**Recorded data**
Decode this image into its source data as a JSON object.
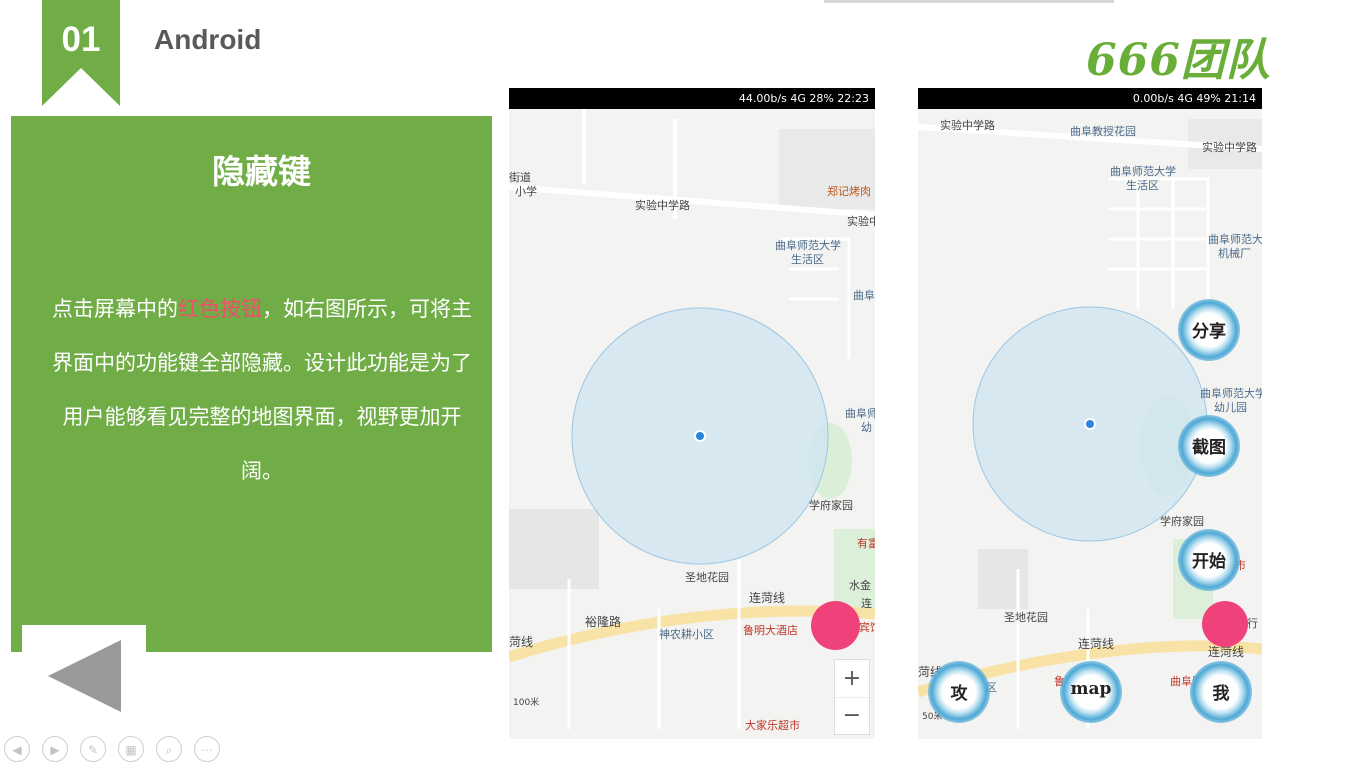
{
  "header": {
    "number": "01",
    "title": "Android",
    "logo": "666团队"
  },
  "panel": {
    "title": "隐藏键",
    "body_before": "点击屏幕中的",
    "body_highlight": "红色按钮",
    "body_after": "，如右图所示，可将主界面中的功能键全部隐藏。设计此功能是为了用户能够看见完整的地图界面，视野更加开阔。"
  },
  "phone1": {
    "status": "44.00b/s  4G 28%  22:23",
    "labels": [
      "实验中学路",
      "街道",
      "小学",
      "郑记烤肉",
      "实验中",
      "曲阜师范大学",
      "生活区",
      "曲阜",
      "曲阜师",
      "幼",
      "学府家园",
      "有富",
      "水金",
      "圣地花园",
      "连菏线",
      "连",
      "裕隆路",
      "神农耕小区",
      "鲁明大酒店",
      "宾馆",
      "菏线",
      "100米",
      "大家乐超市"
    ],
    "zoom_in": "+",
    "zoom_out": "−"
  },
  "phone2": {
    "status": "0.00b/s  4G 49%  21:14",
    "labels": [
      "实验中学路",
      "曲阜教授花园",
      "实验中学路",
      "曲阜师范大学",
      "生活区",
      "曲阜师范大",
      "机械厂",
      "曲阜师范大学",
      "幼儿园",
      "学府家园",
      "超市",
      "圣地花园",
      "连菏线",
      "连菏线",
      "商行",
      "菏线",
      "耕小区",
      "鲁明大酒店",
      "曲阜服务",
      "50米"
    ],
    "buttons": [
      "分享",
      "截图",
      "开始",
      "攻",
      "map",
      "我"
    ]
  },
  "colors": {
    "green": "#70ad47",
    "highlight": "#ef4f6a",
    "fab": "#f0427a"
  }
}
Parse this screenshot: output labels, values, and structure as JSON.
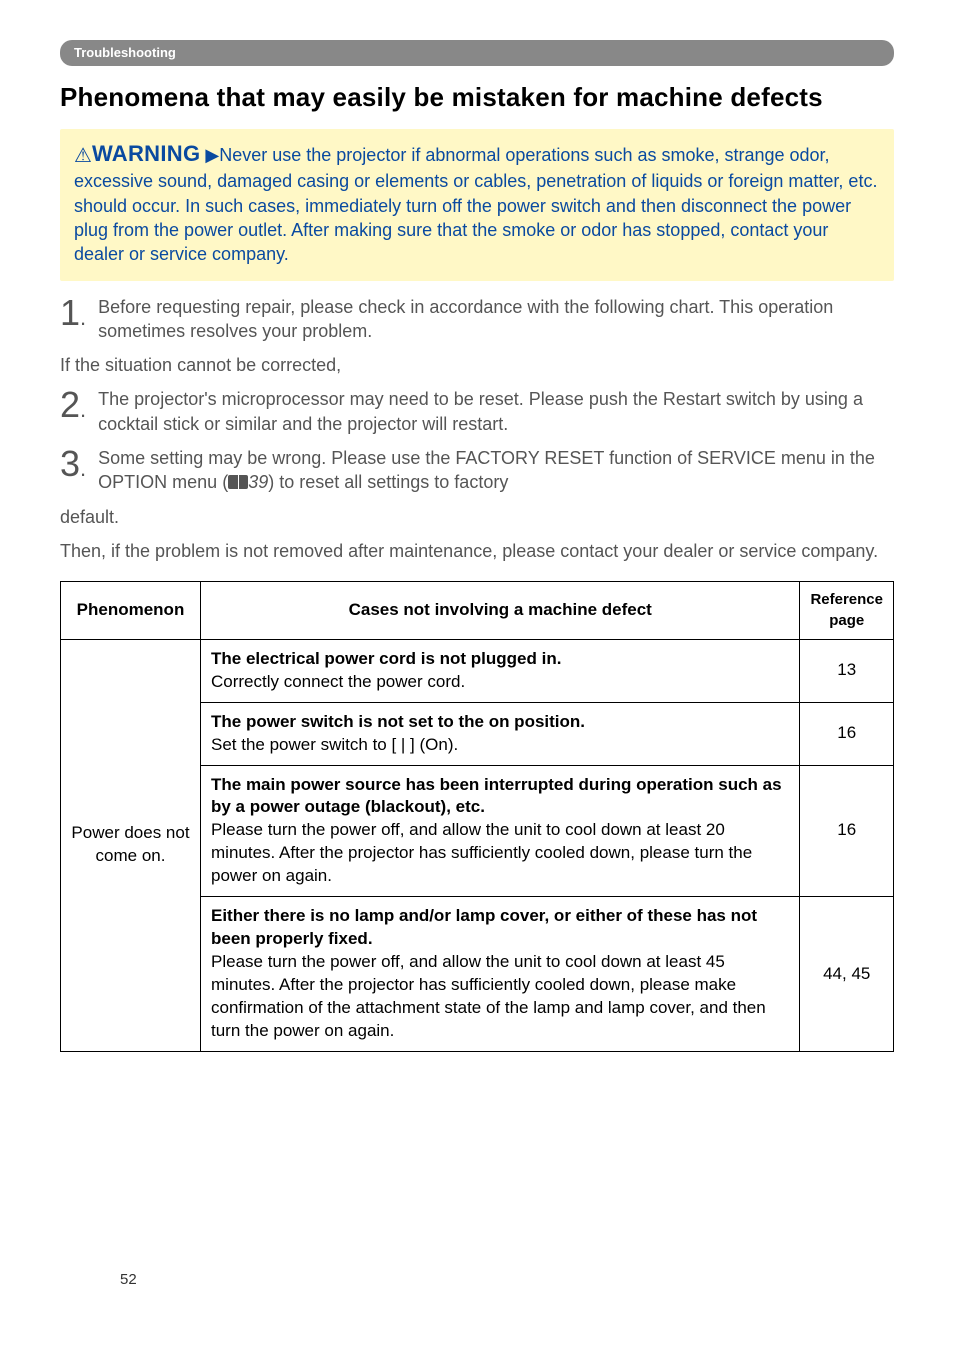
{
  "section_label": "Troubleshooting",
  "heading": "Phenomena that may easily be mistaken for machine defects",
  "warning": {
    "label": "WARNING",
    "body": "Never use the projector if abnormal operations such as smoke, strange odor, excessive sound, damaged casing or elements or cables, penetration of liquids or foreign matter, etc. should occur. In such cases, immediately turn off the power switch and then disconnect the power plug from the power outlet. After making sure that the smoke or odor has stopped, contact your dealer or service company."
  },
  "step1": {
    "num": "1",
    "text": "Before requesting repair, please check in accordance with the following chart. This operation sometimes resolves your problem."
  },
  "after1": "If the situation cannot be corrected,",
  "step2": {
    "num": "2",
    "text": "The projector's microprocessor may need to be reset. Please push the Restart switch by using a cocktail stick or similar and the projector will restart."
  },
  "step3": {
    "num": "3",
    "pre": "Some setting may be wrong. Please use the FACTORY RESET function of SERVICE menu in the OPTION menu (",
    "ref": "39",
    "post": ") to reset all settings to factory"
  },
  "after3a": "default.",
  "after3b": "Then, if the problem is not removed after maintenance, please contact your dealer or service company.",
  "table": {
    "headers": {
      "phenomenon": "Phenomenon",
      "cases": "Cases not involving a machine defect",
      "ref": "Reference page"
    },
    "phenomenon_label": "Power does not come on.",
    "rows": [
      {
        "bold": "The electrical power cord is not plugged in.",
        "rest": "Correctly connect the power cord.",
        "ref": "13"
      },
      {
        "bold": "The power switch is not set to the on position.",
        "rest": "Set the power switch to [ | ] (On).",
        "ref": "16"
      },
      {
        "bold": "The main power source has been interrupted during operation such as by a power outage (blackout), etc.",
        "rest": "Please turn the power off, and allow the unit to cool down at least 20 minutes. After the projector has sufficiently cooled down, please turn the power on again.",
        "ref": "16"
      },
      {
        "bold": "Either there is no lamp and/or lamp cover, or either of these has not been properly fixed.",
        "rest": "Please turn the power off, and allow the unit to cool down at least 45 minutes. After the projector has sufficiently cooled down, please make confirmation of the attachment state of the lamp and lamp cover, and then turn the power on again.",
        "ref": "44, 45"
      }
    ]
  },
  "page_number": "52"
}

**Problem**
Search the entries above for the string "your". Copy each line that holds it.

**Response to this task**
    "body": "Never use the projector if abnormal operations such as smoke, strange odor, excessive sound, damaged casing or elements or cables, penetration of liquids or foreign matter, etc. should occur. In such cases, immediately turn off the power switch and then disconnect the power plug from the power outlet. After making sure that the smoke or odor has stopped, contact your dealer or service company."
    "text": "Before requesting repair, please check in accordance with the following chart. This operation sometimes resolves your problem."
  "after3b": "Then, if the problem is not removed after maintenance, please contact your dealer or service company.",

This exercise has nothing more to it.